# Brief
Filter the data for lines with the word "icon", then copy every line so identified.
Top of Records shown
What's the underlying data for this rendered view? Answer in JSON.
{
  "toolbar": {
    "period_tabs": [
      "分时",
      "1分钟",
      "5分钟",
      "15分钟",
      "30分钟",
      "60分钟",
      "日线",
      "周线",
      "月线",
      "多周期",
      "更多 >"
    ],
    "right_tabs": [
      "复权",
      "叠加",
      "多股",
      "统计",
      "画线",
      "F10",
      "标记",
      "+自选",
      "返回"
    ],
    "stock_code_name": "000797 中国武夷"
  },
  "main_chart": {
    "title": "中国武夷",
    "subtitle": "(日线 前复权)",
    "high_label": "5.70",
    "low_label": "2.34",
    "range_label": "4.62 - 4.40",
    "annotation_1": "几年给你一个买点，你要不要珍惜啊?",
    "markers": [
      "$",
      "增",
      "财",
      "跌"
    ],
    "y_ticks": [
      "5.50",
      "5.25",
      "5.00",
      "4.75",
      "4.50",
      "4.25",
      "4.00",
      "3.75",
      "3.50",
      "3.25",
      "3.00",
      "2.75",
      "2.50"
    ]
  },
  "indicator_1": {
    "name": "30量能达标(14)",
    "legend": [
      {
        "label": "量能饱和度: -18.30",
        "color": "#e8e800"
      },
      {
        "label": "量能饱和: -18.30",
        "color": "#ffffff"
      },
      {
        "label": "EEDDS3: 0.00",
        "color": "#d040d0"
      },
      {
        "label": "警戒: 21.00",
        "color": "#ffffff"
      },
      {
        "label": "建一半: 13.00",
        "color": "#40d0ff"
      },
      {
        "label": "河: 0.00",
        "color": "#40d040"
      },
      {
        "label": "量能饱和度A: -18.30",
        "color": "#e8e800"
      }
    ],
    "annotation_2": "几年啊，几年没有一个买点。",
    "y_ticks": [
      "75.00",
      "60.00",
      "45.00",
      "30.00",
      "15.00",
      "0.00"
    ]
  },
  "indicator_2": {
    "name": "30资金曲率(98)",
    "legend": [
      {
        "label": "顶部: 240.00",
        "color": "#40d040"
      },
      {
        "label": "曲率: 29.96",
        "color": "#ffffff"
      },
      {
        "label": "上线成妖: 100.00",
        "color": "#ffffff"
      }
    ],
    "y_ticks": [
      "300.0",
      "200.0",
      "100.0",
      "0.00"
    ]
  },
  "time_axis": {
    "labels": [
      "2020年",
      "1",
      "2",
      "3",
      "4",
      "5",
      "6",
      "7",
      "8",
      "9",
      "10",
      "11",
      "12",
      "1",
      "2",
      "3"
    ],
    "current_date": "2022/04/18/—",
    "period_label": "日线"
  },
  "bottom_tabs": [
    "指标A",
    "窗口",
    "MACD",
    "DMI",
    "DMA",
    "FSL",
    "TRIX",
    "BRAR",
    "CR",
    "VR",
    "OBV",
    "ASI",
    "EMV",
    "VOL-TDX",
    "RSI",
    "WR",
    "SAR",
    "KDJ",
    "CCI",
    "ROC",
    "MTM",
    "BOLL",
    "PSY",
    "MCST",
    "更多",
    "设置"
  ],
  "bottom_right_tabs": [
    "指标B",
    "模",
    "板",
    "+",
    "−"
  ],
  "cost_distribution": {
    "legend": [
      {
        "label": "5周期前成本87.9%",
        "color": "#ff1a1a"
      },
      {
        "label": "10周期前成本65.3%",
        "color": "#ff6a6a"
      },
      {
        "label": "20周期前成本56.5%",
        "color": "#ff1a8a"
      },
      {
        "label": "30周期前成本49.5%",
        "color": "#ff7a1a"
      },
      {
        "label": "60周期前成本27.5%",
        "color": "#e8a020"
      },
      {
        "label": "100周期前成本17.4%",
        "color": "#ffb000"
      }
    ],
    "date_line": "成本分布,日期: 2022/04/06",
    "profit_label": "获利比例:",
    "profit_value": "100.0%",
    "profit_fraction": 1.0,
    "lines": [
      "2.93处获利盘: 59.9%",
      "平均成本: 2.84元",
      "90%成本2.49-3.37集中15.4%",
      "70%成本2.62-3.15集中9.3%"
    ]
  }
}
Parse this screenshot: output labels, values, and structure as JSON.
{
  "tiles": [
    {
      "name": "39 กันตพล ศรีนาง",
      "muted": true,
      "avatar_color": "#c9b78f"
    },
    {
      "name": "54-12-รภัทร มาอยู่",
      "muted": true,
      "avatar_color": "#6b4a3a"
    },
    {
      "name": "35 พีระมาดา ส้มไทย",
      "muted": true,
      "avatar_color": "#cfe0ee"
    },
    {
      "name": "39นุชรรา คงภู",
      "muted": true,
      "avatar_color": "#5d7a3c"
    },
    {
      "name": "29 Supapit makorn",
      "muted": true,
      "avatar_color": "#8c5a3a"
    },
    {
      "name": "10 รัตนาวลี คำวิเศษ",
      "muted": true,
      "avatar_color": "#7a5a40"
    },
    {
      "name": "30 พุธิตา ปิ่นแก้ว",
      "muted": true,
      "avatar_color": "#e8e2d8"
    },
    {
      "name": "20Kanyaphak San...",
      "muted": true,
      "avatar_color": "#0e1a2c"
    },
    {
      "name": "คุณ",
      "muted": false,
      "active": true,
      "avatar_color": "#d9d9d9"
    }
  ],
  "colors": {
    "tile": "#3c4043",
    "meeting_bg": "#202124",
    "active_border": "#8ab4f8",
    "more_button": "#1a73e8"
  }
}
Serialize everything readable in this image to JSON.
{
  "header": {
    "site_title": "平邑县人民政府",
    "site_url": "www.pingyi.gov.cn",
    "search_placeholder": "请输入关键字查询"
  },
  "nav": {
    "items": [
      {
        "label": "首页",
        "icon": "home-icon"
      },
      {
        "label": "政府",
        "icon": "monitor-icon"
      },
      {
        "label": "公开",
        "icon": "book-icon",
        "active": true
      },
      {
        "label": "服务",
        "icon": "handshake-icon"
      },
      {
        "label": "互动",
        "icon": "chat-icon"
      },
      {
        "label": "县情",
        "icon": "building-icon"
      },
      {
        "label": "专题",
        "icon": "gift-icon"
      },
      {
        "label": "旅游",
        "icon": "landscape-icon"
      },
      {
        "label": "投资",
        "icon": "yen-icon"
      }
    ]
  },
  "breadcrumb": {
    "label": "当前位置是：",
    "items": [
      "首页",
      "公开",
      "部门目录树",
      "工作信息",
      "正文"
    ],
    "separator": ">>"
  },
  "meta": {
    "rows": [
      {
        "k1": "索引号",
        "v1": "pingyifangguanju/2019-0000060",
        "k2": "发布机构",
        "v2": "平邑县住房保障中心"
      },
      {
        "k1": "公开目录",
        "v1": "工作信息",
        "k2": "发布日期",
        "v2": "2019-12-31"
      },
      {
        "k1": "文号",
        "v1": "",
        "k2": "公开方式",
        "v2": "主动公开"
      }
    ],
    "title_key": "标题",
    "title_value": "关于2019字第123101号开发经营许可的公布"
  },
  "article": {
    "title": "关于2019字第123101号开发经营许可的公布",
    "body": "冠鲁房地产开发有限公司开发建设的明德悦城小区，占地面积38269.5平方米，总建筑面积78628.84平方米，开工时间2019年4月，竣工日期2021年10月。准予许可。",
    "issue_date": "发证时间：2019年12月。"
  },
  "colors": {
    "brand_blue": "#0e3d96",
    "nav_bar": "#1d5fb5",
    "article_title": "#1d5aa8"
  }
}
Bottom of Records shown
# Task result
        "icon": "home-icon"
        "icon": "monitor-icon"
        "icon": "book-icon",
        "icon": "handshake-icon"
        "icon": "chat-icon"
        "icon": "building-icon"
        "icon": "gift-icon"
        "icon": "landscape-icon"
        "icon": "yen-icon"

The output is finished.